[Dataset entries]
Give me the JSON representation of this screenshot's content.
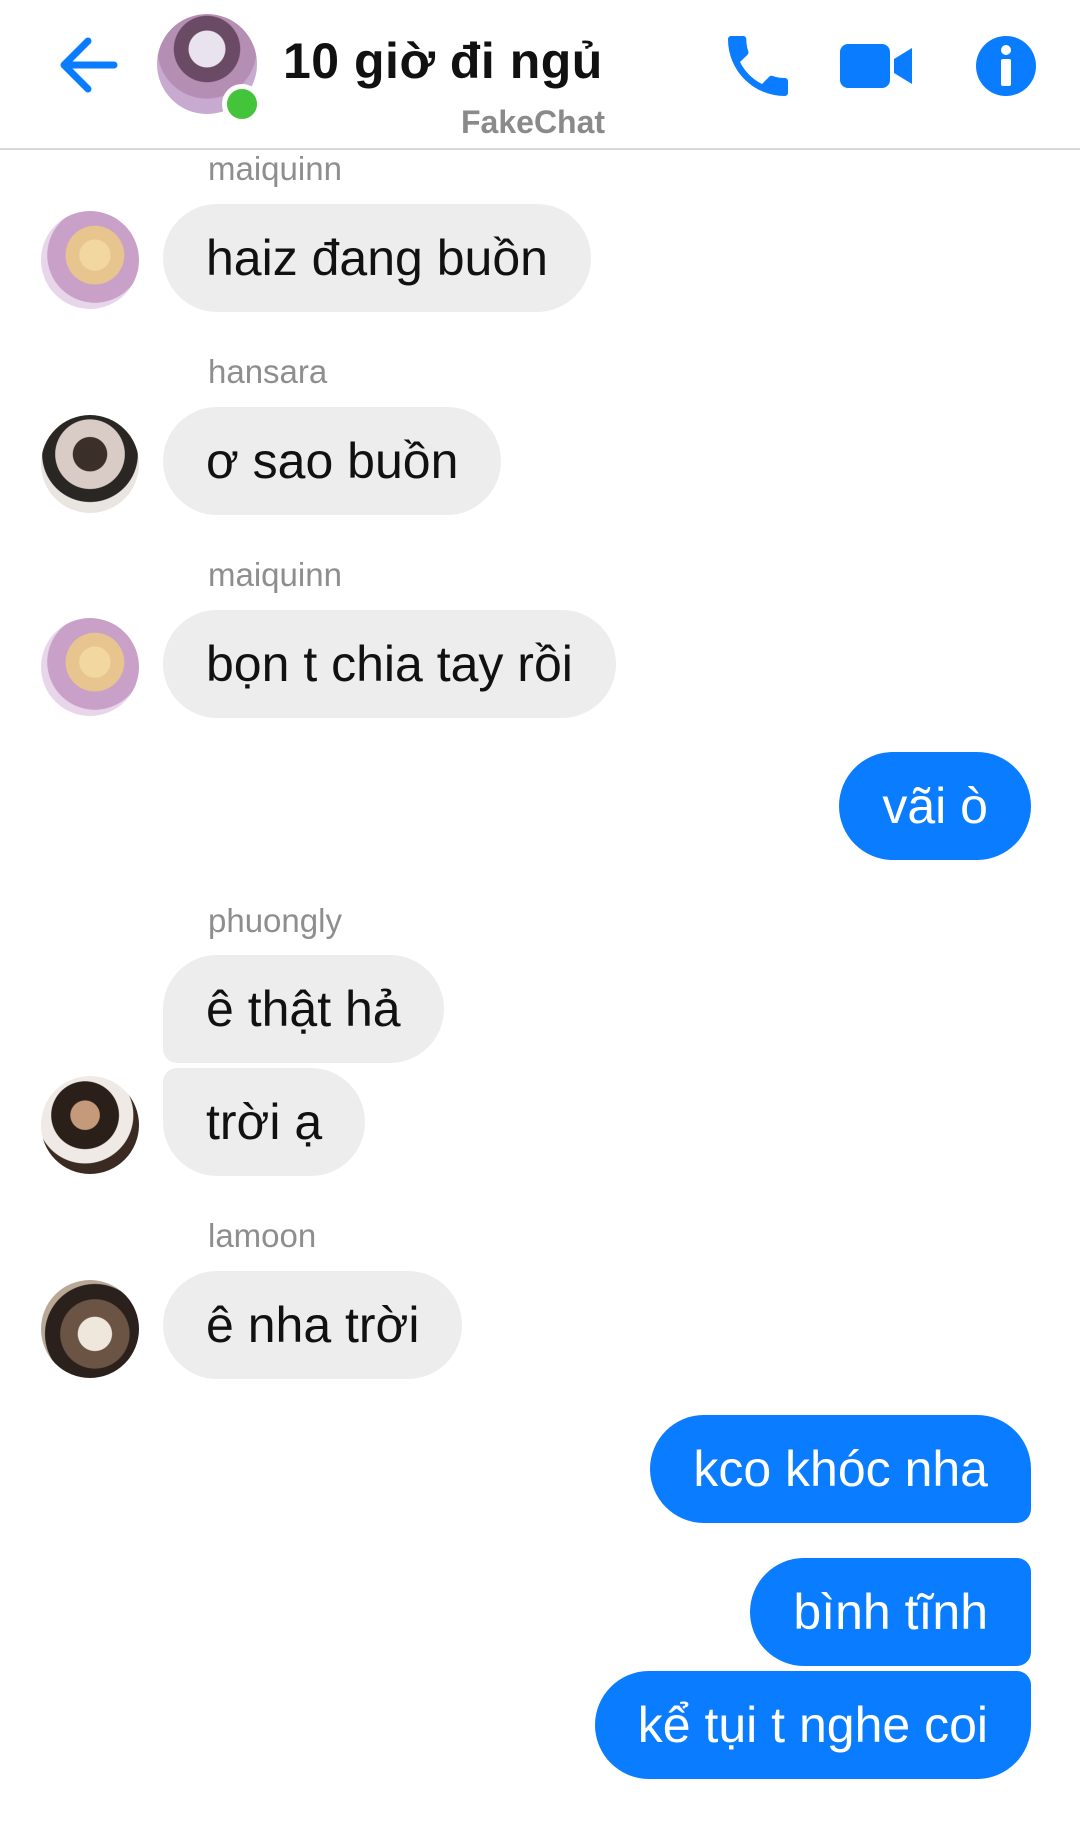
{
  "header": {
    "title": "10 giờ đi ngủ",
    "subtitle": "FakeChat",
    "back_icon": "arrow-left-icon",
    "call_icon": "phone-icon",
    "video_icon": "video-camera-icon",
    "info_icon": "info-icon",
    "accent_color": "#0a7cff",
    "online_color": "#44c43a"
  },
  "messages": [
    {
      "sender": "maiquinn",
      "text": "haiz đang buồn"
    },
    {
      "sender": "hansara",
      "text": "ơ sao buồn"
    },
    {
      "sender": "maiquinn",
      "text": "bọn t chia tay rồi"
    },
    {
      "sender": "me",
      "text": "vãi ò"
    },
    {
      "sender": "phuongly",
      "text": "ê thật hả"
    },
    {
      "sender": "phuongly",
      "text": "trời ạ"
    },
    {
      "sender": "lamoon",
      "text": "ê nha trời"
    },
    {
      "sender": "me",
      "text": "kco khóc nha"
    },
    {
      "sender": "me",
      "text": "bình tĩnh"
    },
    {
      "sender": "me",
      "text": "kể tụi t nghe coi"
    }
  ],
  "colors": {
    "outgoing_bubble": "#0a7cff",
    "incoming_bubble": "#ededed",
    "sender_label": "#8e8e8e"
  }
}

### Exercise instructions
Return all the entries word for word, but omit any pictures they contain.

### Task output
Give me the JSON representation of this screenshot's content.
{
  "header": {
    "title": "10 giờ đi ngủ",
    "subtitle": "FakeChat",
    "back_icon": "arrow-left-icon",
    "call_icon": "phone-icon",
    "video_icon": "video-camera-icon",
    "info_icon": "info-icon",
    "accent_color": "#0a7cff",
    "online_color": "#44c43a"
  },
  "messages": [
    {
      "sender": "maiquinn",
      "text": "haiz đang buồn"
    },
    {
      "sender": "hansara",
      "text": "ơ sao buồn"
    },
    {
      "sender": "maiquinn",
      "text": "bọn t chia tay rồi"
    },
    {
      "sender": "me",
      "text": "vãi ò"
    },
    {
      "sender": "phuongly",
      "text": "ê thật hả"
    },
    {
      "sender": "phuongly",
      "text": "trời ạ"
    },
    {
      "sender": "lamoon",
      "text": "ê nha trời"
    },
    {
      "sender": "me",
      "text": "kco khóc nha"
    },
    {
      "sender": "me",
      "text": "bình tĩnh"
    },
    {
      "sender": "me",
      "text": "kể tụi t nghe coi"
    }
  ],
  "colors": {
    "outgoing_bubble": "#0a7cff",
    "incoming_bubble": "#ededed",
    "sender_label": "#8e8e8e"
  }
}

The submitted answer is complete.